EXERCISE BRIEF - Across the entries below, tally every line that holds the word "JSON". Give only the tally.

Interface dataset entries
:::::

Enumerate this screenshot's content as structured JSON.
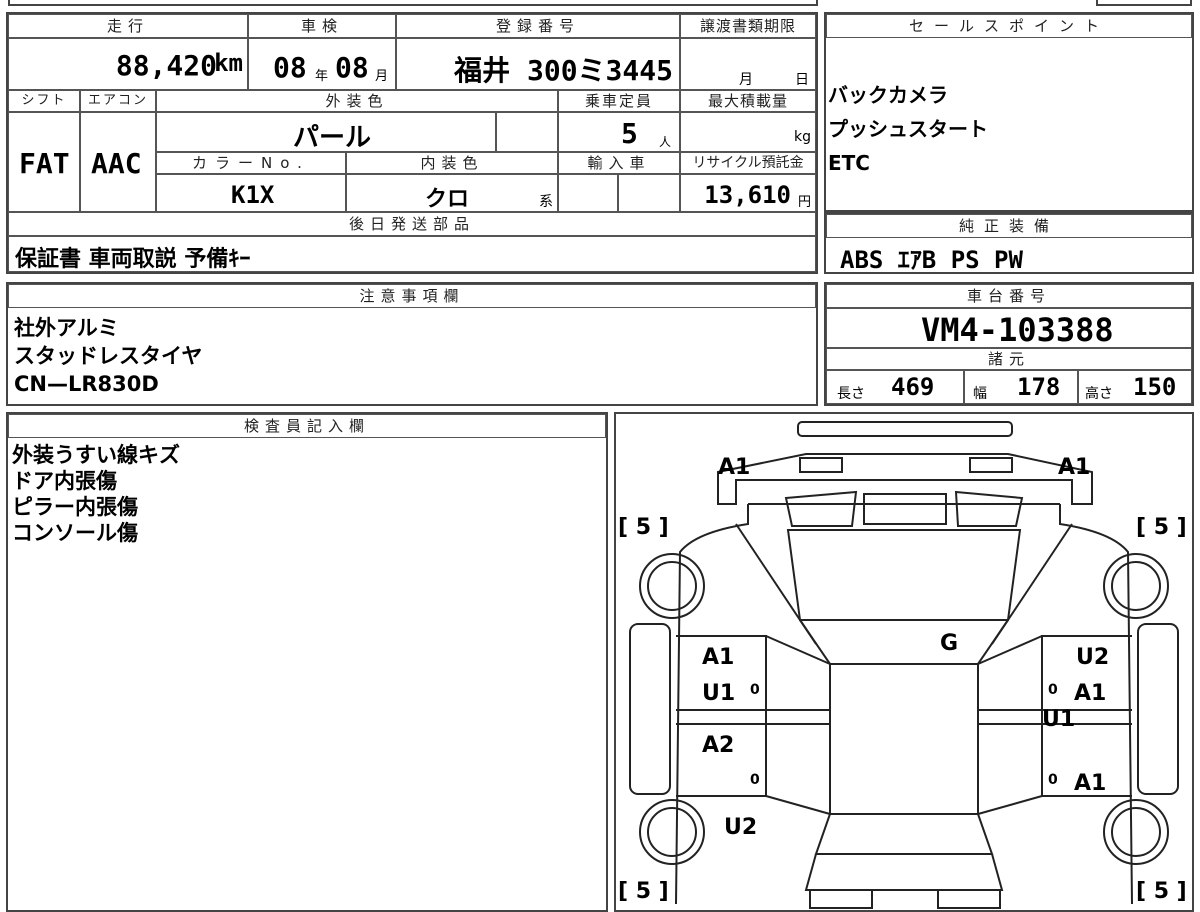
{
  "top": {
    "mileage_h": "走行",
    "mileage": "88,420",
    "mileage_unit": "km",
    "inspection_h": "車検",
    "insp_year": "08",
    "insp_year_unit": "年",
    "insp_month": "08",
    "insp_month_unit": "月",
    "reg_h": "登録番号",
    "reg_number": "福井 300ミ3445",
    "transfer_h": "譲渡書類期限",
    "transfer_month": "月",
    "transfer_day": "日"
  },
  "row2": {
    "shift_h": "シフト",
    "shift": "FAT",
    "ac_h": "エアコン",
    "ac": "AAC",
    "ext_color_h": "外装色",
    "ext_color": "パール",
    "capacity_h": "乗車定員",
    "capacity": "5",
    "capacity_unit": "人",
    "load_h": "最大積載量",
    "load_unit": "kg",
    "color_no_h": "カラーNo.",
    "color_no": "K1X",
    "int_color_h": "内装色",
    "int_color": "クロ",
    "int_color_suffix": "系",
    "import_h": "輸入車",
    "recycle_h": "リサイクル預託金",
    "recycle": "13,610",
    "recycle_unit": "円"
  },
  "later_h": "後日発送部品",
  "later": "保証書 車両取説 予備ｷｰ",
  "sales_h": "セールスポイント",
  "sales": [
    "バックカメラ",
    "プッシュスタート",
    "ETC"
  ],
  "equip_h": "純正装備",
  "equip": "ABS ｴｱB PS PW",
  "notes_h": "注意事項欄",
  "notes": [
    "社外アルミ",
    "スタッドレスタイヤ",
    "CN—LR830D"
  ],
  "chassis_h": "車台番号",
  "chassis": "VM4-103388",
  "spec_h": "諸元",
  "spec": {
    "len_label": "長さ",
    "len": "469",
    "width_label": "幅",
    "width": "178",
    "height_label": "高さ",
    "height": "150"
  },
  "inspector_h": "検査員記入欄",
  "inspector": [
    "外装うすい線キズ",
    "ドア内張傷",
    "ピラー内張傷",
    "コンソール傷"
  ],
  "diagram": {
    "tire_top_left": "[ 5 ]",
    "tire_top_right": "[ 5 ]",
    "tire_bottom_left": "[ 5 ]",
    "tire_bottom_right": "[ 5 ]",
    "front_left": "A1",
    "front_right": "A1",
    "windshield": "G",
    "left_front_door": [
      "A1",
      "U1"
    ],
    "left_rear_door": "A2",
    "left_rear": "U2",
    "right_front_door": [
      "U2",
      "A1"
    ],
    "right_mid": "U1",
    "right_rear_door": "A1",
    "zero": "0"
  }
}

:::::

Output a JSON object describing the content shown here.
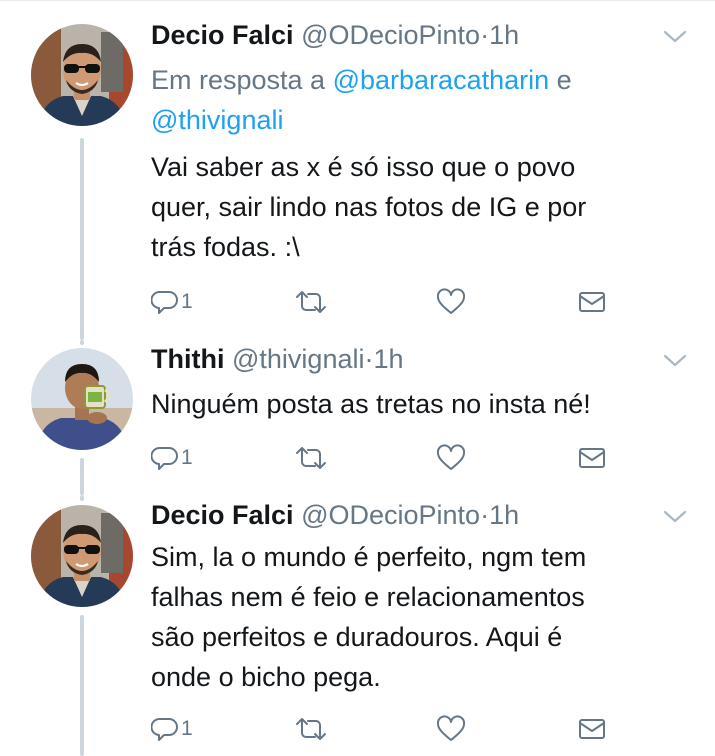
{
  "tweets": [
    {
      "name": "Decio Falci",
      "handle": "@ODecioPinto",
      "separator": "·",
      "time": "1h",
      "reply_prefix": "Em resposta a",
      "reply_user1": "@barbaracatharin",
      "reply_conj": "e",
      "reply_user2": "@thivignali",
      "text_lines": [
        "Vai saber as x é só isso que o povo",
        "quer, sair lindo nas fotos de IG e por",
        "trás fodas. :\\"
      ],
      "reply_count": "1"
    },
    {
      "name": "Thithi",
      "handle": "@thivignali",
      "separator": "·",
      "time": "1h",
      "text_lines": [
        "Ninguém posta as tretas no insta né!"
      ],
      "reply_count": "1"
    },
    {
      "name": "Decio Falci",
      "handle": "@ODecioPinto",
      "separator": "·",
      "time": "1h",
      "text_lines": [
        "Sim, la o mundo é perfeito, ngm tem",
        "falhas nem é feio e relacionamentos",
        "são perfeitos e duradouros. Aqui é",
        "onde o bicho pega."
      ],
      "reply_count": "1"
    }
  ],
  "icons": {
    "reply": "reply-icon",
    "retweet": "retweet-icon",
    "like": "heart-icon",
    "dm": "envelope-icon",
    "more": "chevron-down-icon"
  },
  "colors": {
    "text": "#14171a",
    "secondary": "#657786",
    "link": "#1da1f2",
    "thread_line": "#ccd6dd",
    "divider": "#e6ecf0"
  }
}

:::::

RESPONSE TO THIS TASK - 2